Exercise requirements
Should the word "value" occur in a line of the records, copy that line.

Data to examine
*** Begin section ***
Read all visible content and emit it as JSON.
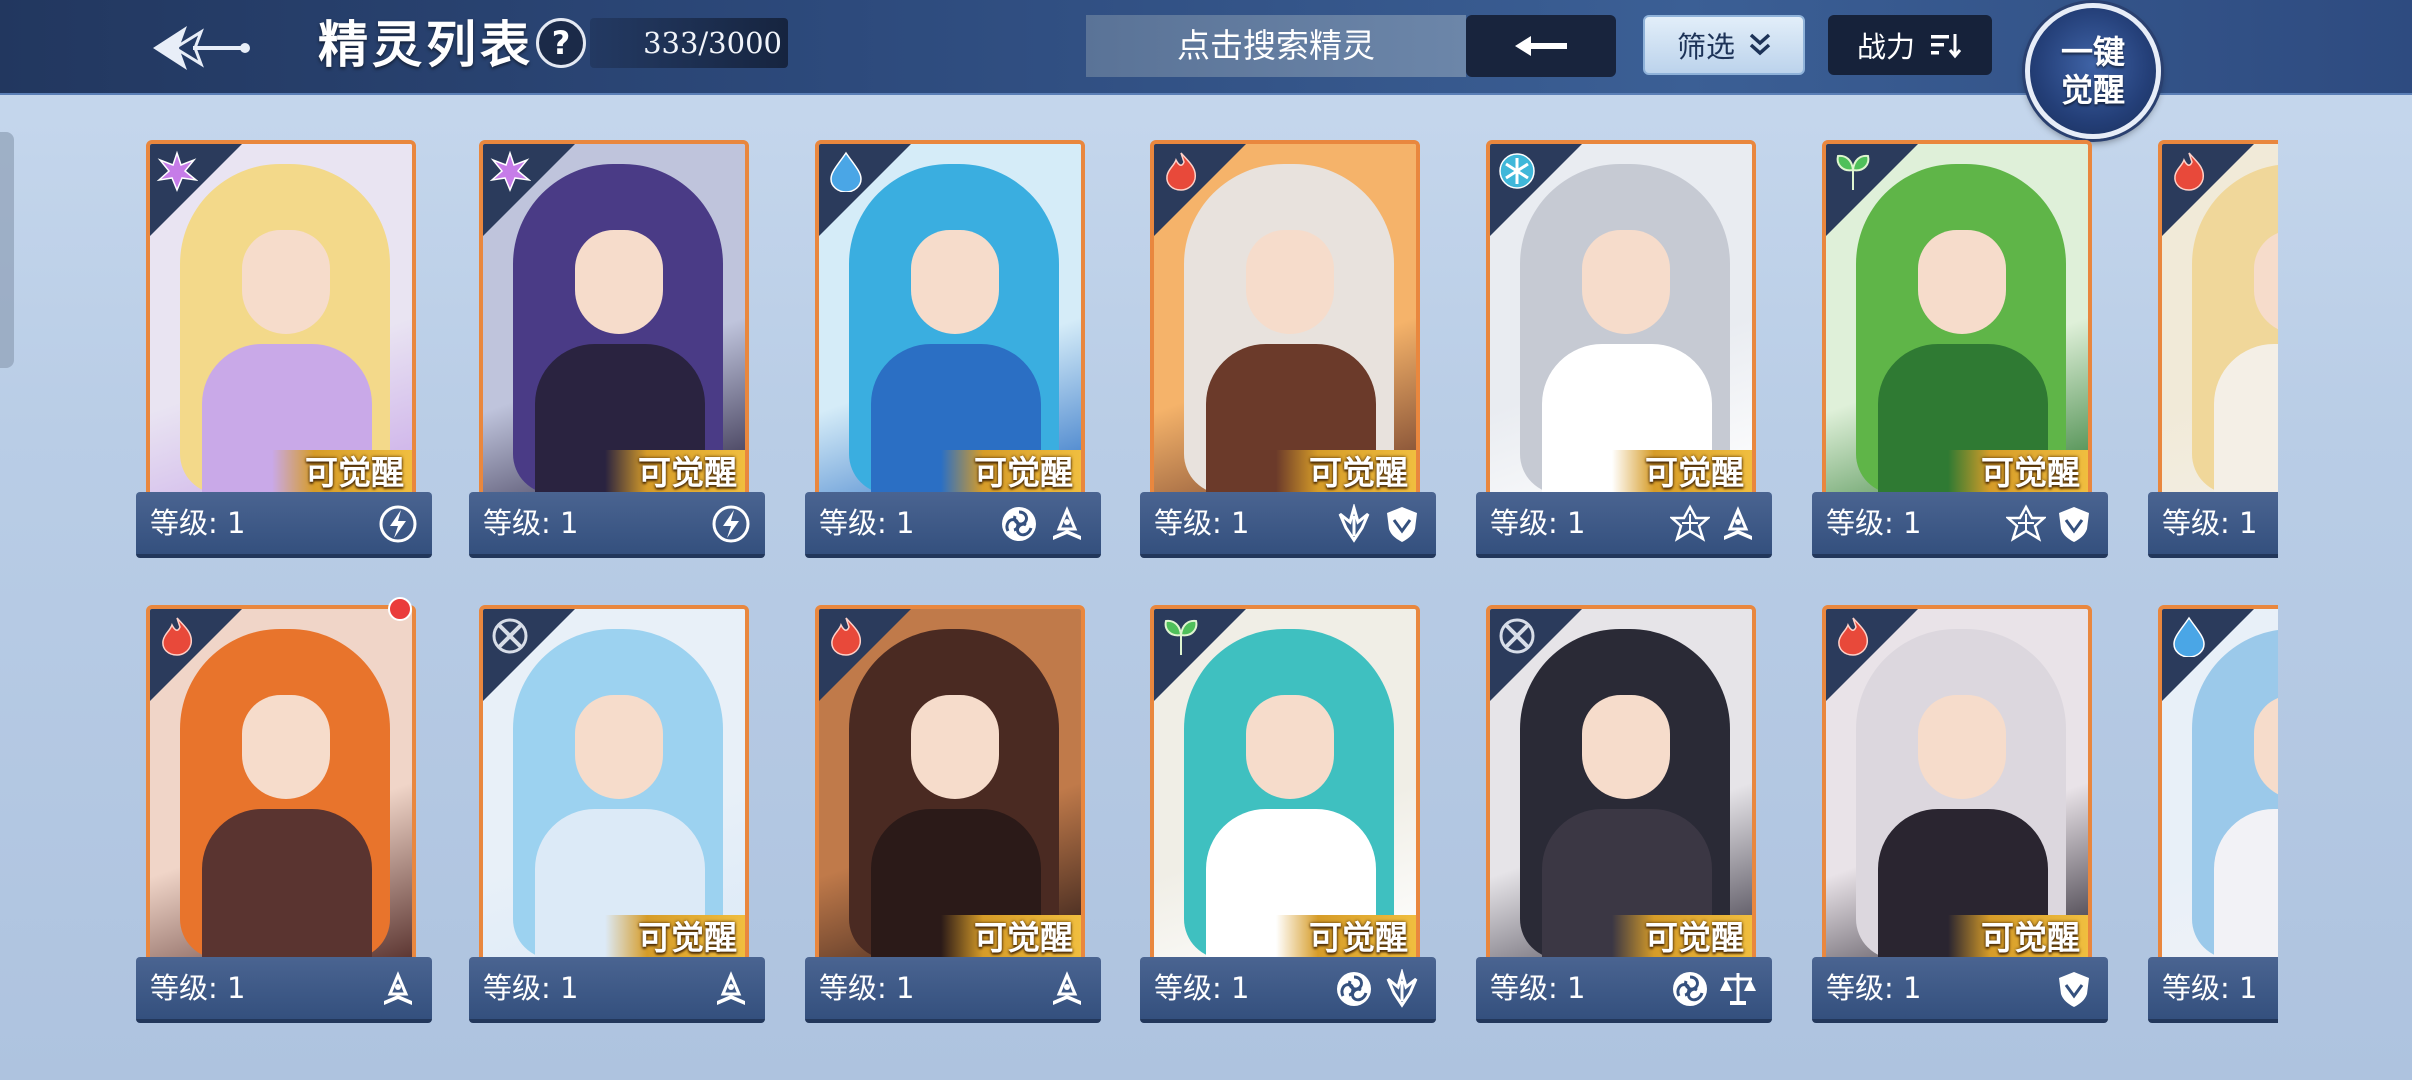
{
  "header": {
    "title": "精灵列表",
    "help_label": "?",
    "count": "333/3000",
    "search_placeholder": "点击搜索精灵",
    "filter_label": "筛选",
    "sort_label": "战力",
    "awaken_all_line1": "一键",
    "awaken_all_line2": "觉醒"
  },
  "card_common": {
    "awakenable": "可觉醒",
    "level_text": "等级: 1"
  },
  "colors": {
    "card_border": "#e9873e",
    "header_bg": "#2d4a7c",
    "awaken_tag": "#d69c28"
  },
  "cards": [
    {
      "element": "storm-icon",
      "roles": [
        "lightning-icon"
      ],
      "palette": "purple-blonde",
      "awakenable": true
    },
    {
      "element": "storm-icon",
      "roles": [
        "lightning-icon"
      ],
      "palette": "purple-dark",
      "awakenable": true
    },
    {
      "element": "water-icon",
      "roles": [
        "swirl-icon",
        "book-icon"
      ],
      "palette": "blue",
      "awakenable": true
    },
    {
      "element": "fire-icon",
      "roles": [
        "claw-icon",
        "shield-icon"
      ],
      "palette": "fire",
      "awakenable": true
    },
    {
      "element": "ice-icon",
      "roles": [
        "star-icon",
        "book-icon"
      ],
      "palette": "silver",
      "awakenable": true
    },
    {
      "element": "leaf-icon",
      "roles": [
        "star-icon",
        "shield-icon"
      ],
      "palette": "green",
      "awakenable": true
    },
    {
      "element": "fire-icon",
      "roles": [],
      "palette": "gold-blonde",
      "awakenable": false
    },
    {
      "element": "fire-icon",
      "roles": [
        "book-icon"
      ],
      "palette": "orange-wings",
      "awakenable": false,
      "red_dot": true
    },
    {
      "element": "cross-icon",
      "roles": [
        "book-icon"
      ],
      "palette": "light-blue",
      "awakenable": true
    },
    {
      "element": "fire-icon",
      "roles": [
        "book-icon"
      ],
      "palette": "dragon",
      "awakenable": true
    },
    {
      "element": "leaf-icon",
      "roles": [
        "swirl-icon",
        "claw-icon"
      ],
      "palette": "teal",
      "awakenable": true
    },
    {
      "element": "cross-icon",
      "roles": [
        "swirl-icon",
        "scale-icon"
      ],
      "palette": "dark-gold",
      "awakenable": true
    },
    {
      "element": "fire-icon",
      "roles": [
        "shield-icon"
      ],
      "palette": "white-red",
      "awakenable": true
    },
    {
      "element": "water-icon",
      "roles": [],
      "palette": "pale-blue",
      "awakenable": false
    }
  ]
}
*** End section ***
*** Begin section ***
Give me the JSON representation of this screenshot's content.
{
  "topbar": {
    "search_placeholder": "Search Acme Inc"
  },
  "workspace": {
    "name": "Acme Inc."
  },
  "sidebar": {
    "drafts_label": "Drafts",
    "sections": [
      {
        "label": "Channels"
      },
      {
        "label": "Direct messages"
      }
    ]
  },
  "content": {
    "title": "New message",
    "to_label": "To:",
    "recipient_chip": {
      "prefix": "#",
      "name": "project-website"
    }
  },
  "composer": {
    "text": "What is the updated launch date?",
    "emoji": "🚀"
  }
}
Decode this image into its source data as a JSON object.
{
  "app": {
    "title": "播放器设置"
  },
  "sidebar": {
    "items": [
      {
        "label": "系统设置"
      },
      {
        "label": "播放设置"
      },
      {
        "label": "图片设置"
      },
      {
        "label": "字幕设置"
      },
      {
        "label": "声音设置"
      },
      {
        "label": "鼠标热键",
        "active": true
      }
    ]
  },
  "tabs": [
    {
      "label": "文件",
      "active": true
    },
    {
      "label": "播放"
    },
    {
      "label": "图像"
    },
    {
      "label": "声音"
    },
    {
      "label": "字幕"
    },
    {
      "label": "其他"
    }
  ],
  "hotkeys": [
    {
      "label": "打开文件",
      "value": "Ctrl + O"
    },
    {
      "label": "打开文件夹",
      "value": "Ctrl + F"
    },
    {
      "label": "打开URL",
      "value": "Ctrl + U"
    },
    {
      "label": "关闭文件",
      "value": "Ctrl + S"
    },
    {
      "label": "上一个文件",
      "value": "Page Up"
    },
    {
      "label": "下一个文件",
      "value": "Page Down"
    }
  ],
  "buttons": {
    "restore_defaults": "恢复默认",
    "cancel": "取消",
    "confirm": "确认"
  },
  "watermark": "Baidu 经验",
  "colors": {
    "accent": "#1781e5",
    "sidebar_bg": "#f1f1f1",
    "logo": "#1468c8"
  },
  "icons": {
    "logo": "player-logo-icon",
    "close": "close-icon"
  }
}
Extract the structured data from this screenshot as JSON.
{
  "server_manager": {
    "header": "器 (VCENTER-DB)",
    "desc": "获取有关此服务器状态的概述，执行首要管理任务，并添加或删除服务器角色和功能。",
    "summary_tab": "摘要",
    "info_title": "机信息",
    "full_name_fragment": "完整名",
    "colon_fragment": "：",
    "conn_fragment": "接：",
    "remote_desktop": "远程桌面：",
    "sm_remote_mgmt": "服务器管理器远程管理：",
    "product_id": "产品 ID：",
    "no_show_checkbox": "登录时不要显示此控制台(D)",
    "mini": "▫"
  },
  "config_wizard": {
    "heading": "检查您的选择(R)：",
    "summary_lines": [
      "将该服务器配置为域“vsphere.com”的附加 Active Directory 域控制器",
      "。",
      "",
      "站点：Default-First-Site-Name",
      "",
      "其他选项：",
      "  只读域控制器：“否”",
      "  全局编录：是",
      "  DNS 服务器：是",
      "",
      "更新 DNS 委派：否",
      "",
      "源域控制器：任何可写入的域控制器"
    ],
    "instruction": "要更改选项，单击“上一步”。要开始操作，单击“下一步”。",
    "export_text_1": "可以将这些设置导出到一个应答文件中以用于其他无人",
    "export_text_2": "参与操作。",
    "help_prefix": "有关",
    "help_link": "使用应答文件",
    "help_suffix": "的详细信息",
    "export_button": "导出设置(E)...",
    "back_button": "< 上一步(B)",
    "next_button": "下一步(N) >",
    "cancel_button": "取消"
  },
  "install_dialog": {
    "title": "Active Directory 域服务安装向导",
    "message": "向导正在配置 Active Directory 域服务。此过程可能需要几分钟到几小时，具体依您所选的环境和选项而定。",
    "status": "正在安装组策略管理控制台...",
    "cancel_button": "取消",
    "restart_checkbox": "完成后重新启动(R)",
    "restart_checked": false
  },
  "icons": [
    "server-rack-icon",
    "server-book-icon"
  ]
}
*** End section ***
Your solution
      "value": "Ctrl + O"
      "value": "Ctrl + F"
      "value": "Ctrl + U"
      "value": "Ctrl + S"
      "value": "Page Up"
      "value": "Page Down"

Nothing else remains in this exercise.